~ Seb Coulthard
Skipper of the J.Caird
If you would like to hire the J. CAIRD for an event or a film production please visit our 'Boat Hire' page where you can obtain more information.
In 2014, I decided to build a new replica of the James Caird, a boat far more detailed than the expedition vessel 'Alexandra Shackleton' I wanted to challenge myself and see if was possible to find answers to many questions surrounding Shackleton's finest hour.
Shackleton’s greatest example of human endurance is encapsulated within the timbers of this vessel but, how was she built? why did they choose certain materials over others? how did Worsley sail during a hurricane? how did they survive a 90ft rogue wave? I needed answers for my book so, I went back to the only people who could build me a 'blank canvas' hull: IBTC Lowestoft.

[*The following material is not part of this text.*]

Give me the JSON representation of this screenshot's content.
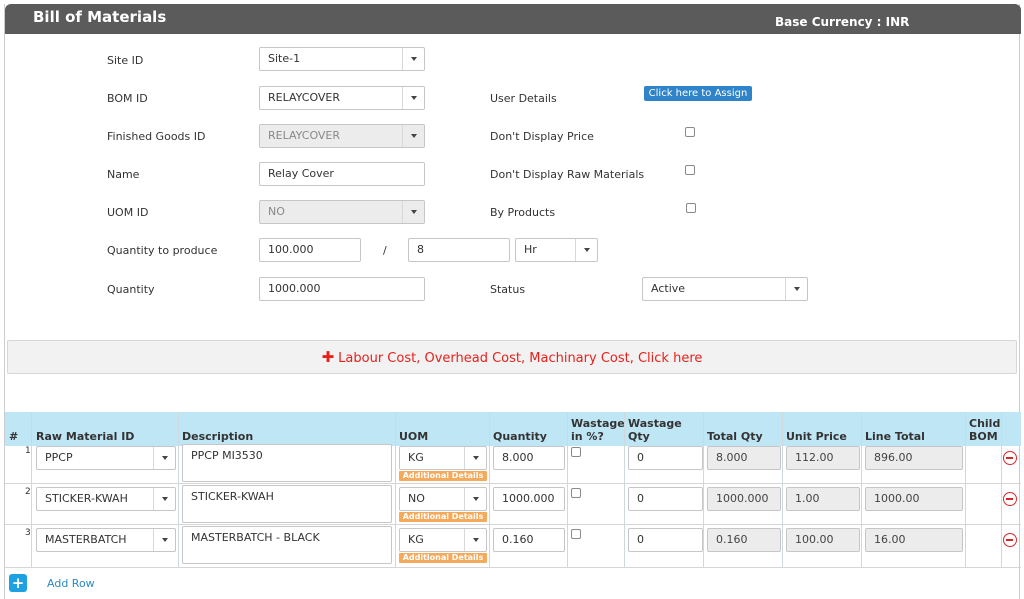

The achievements, innovations and sacrifices of all polar explorers of the Heroic Age are a valued and important part of the world’s cultural heritage and scientific community. The addition of this new replica boat to the international collection of historic vessels serves to better represent the exploits of polar pioneers and sheds new light on Sir Ernest Shackleton and his greatest adventure - the stuff of legend.
The J. Caird is a living encyclopaedic document, vast in nature. It teaches people without words, spoken or written; it teaches without pictures. It is a full-scale time machine that transports its crew back to a time when man depended on his resourcefulness rather than on his digital gadget full of apps and easy solutions. This boat allows us to glimpse back into the past to an age before mobile phones, computers, and other comforts of modern living - by stepping aboard YOU become can make a physical connection with the past. Words confined to dusty printed textbook without illustrations are all of sudden filled with meaning and inspiration.
The J. CAIRD creates a type of experimental learning which calls upon information already known to people: what is it like to be cold, or feel wet, tired and hungry. Couple those feelings with the pitching and rolling of a real boat, and you have some of the most difficult conditions for survival at sea.
Sir Ernest Shackleton possessed a kind of stoic optimism and soft leadership which reinforced the will to live amongst those who followed him. Strength over adversity by any means is the greatest gateway to higher levels of learning. The CAIRD will allow you to experience Shackleton's finest hour as though you have fallen through a time warp.
The vessel you see pictured here is the most faithfull seaworthy replica of Sir Ernest Shackleton's legendary lifeboat anywhere in the world. She was constructed by the International Boat Building Academy of Lowestoft, England to the original Frank Worsley specification, and later retrofitted and equipped for sea by myself, family and friends who also had a connection to the James Caird. After many years of archival research, an epic expedition to recreate the voyage in 2013, this boat is the culmination of years of learning, the subject of a book currently taking shape. The J.Caird is now up for sale in the hope that she will find a new home as a museum exhibit.